Health must be included in all policies. People live in communities, not in sectors. Addressing health issues in isolation from economic, social and environmental development imperatives will not lead to improved population health.
Third: Capacity. It is true that massive gains have been made in most Arab countries in recent decades in provision of curative care, both in the public and private sector. However, this has not been accompanied by similar achievements in promoting and protecting public health and countries are critically lacking in public health capacity. Therefore countries must put in place programmes and incentives to encourage, train and nurture public health professionals and leaders.
And to attract the brightest and the best of their young people into public health. If we do not do this, improvements in population health will stall, and you will continue to struggle to meet the targets you set for yourselves. To kick start such a move, we have worked with two countries – - Qatar and Morocco – to assess the public health functions of their ministries of health to analyse strengths and gaps of the public health system and recommend approaches to strengthen capacity and help in planning for the future. We have also recently developed a leadership for health programme targeting middle and senior level public health professionals. Last week, a group of 25 public health professionals completed the first regional WHO Leadership programme in Public Health which was organize over a period of four weeks in both Geneva and Muscat. The course was very well received, but its true success will only become visible in the coming years. And we need to guide more young people into a public health career.
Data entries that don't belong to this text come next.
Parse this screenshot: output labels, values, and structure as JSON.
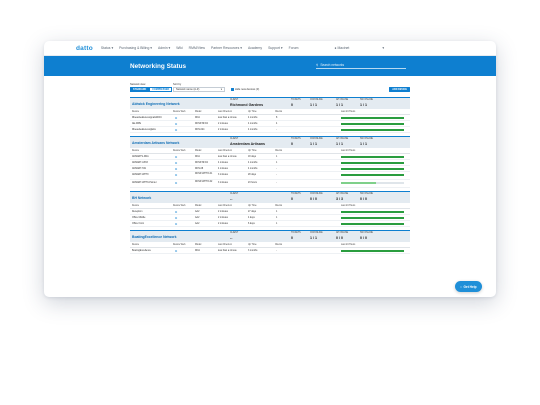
{
  "nav": {
    "logo": "datto",
    "items": [
      "Status",
      "Purchasing & Billing",
      "Admin",
      "Wiki",
      "RMM/View",
      "Partner Resources",
      "Academy",
      "Support",
      "Forum"
    ],
    "user": "Macinet"
  },
  "banner": {
    "title": "Networking Status",
    "search_placeholder": "Search networks"
  },
  "filters": {
    "view_label": "Network view",
    "view_options": [
      "STANDARD",
      "COMPRESSED"
    ],
    "sort_label": "Sort by",
    "sort_value": "Network name (A-Z)",
    "hide_label": "Hide new devices (3)",
    "add_label": "ADD DEVICE"
  },
  "metric_labels": {
    "client": "CLIENT",
    "tickets": "TICKETS",
    "online": "ON/ONLINE",
    "ap": "AP ONLINE",
    "switch": "SW ONLINE"
  },
  "column_labels": [
    "Device",
    "Device Web",
    "Model",
    "Last Check-in",
    "Up Time",
    "Clients",
    "Last 24 Hours"
  ],
  "networks": [
    {
      "name": "Aldwick Engineering Network",
      "client": "Richmond Gardens",
      "tickets": "0",
      "online": "1 / 1",
      "ap": "1 / 1",
      "switch": "1 / 1",
      "devices": [
        {
          "name": "Rbeaubeallenvesignalst0004",
          "model": "DNA",
          "checkin": "less than a minute",
          "uptime": "4 months",
          "clients": "8",
          "uptime_pct": 1.0
        },
        {
          "name": "AE-WPE",
          "model": "DNSP-8FO4",
          "checkin": "2 minutes",
          "uptime": "4 months",
          "clients": "4",
          "uptime_pct": 1.0
        },
        {
          "name": "Rbeaudeallenvesiglabs",
          "model": "DNS-024",
          "checkin": "2 minutes",
          "uptime": "4 months",
          "clients": "-",
          "uptime_pct": 1.0
        }
      ]
    },
    {
      "name": "Amsterdam Artisans Network",
      "client": "Amsterdam Artisans",
      "tickets": "0",
      "online": "1 / 1",
      "ap": "1 / 1",
      "switch": "1 / 1",
      "devices": [
        {
          "name": "AMSARTS-DNA",
          "model": "DNA",
          "checkin": "less than a minute",
          "uptime": "18 days",
          "clients": "1",
          "uptime_pct": 1.0
        },
        {
          "name": "AMSART-AP03",
          "model": "DNSP-8FO4",
          "checkin": "4 minutes",
          "uptime": "4 months",
          "clients": "1",
          "uptime_pct": 1.0
        },
        {
          "name": "AMSART-SW",
          "model": "DNS-08",
          "checkin": "4 minutes",
          "uptime": "4 months",
          "clients": "-",
          "uptime_pct": 1.0
        },
        {
          "name": "AMSART-WPT0",
          "model": "DNSP-WPTO-01",
          "checkin": "3 minutes",
          "uptime": "28 days",
          "clients": "-",
          "uptime_pct": 1.0
        },
        {
          "name": "AMSART-WPT0-Pointer",
          "model": "DNSP-WPTO-02",
          "checkin": "3 minutes",
          "uptime": "23 hours",
          "clients": "-",
          "uptime_pct": 0.55
        }
      ]
    },
    {
      "name": "BH Network",
      "client": "--",
      "tickets": "0",
      "online": "0 / 0",
      "ap": "3 / 3",
      "switch": "0 / 0",
      "devices": [
        {
          "name": "Reception",
          "model": "AA2",
          "checkin": "2 minutes",
          "uptime": "27 days",
          "clients": "1",
          "uptime_pct": 1.0
        },
        {
          "name": "Office Middle",
          "model": "AA2",
          "checkin": "2 minutes",
          "uptime": "4 days",
          "clients": "1",
          "uptime_pct": 1.0
        },
        {
          "name": "Office Front",
          "model": "AA2",
          "checkin": "2 minutes",
          "uptime": "6 days",
          "clients": "1",
          "uptime_pct": 1.0
        }
      ]
    },
    {
      "name": "BoatingExcellence Network",
      "client": "--",
      "tickets": "0",
      "online": "1 / 1",
      "ap": "0 / 0",
      "switch": "0 / 0",
      "devices": [
        {
          "name": "BoatingExcellence",
          "model": "DNA",
          "checkin": "less than a minute",
          "uptime": "3 months",
          "clients": "-",
          "uptime_pct": 1.0
        }
      ]
    }
  ],
  "help": {
    "label": "Get Help"
  },
  "colors": {
    "brand": "#0e7fd0",
    "good": "#2a9d3f"
  }
}
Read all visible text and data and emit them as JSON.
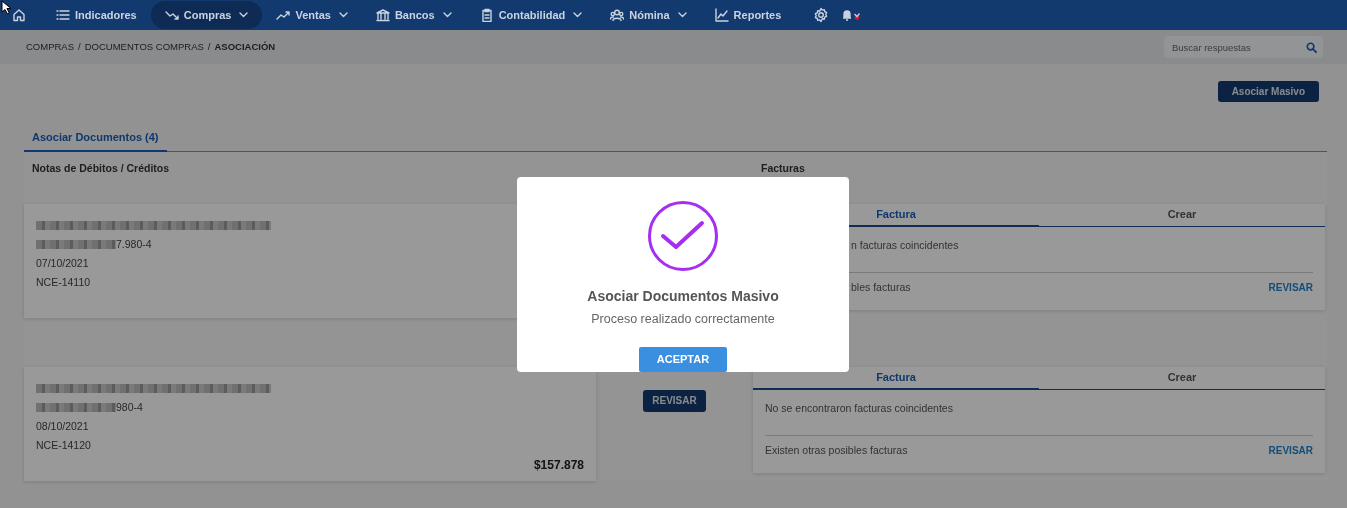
{
  "navbar": {
    "items": [
      {
        "label": "Indicadores",
        "dropdown": false,
        "selected": false
      },
      {
        "label": "Compras",
        "dropdown": true,
        "selected": true
      },
      {
        "label": "Ventas",
        "dropdown": true,
        "selected": false
      },
      {
        "label": "Bancos",
        "dropdown": true,
        "selected": false
      },
      {
        "label": "Contabilidad",
        "dropdown": true,
        "selected": false
      },
      {
        "label": "Nómina",
        "dropdown": true,
        "selected": false
      },
      {
        "label": "Reportes",
        "dropdown": false,
        "selected": false
      }
    ],
    "notification": true
  },
  "breadcrumb": [
    {
      "kind": "link",
      "label": "COMPRAS",
      "current": false
    },
    {
      "kind": "separator",
      "label": "/"
    },
    {
      "kind": "link",
      "label": "DOCUMENTOS COMPRAS",
      "current": false
    },
    {
      "kind": "separator",
      "label": "/"
    },
    {
      "kind": "link",
      "label": "ASOCIACIÓN",
      "current": true
    }
  ],
  "search": {
    "placeholder": "Buscar respuestas"
  },
  "bulk_button": "Asociar Masivo",
  "tabs": [
    {
      "label": "Asociar Documentos (4)",
      "selected": true
    }
  ],
  "notes_heading": "Notas de Débitos / Créditos",
  "invoices_heading": "Facturas",
  "pairs": [
    {
      "note": {
        "name_redacted": true,
        "tax_id": "7.980-4",
        "date": "07/10/2021",
        "number": "NCE-14110"
      },
      "invoice": {
        "tabs": [
          {
            "label": "Factura",
            "selected": true
          },
          {
            "label": "Crear",
            "selected": false
          }
        ],
        "clipped": true,
        "message": "n facturas coincidentes",
        "other": "bles facturas",
        "review_link": "REVISAR"
      }
    },
    {
      "note": {
        "name_redacted": true,
        "tax_id": "980-4",
        "date": "08/10/2021",
        "number": "NCE-14120",
        "amount": "$157.878"
      },
      "review_button": "REVISAR",
      "invoice": {
        "tabs": [
          {
            "label": "Factura",
            "selected": true
          },
          {
            "label": "Crear",
            "selected": false
          }
        ],
        "clipped": false,
        "message": "No se encontraron facturas coincidentes",
        "other": "Existen otras posibles facturas",
        "review_link": "REVISAR"
      }
    }
  ],
  "modal": {
    "title": "Asociar Documentos Masivo",
    "message": "Proceso realizado correctamente",
    "button": "ACEPTAR"
  }
}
Finally, solidarity. To achieve real gains across the five strategic priority areas I have outlined, we need solidarity between all countries. A health threat on the border of one district, one country or one region will not remain in that one place without coordination, collaboration and mutual support. Health security is the concern of every nation. We could be talking about an outbreak of
infectious diseases such as polio, MERS Co-V, Ebola or cholera, or the pernicious threat posed by advertising and availability of unhealthy or counterfeit products, or the destruction of health infrastructure by conflict or disaster, or any other of the many health threats we face today. Low- income countries of this region and those experiencing crises will require intensive and sustained support from other Arab countries. I take this opportunity to urge greater solidarity between you all, and between the Arab countries, for the sake of the health of all our communities.
I thank you for your attention.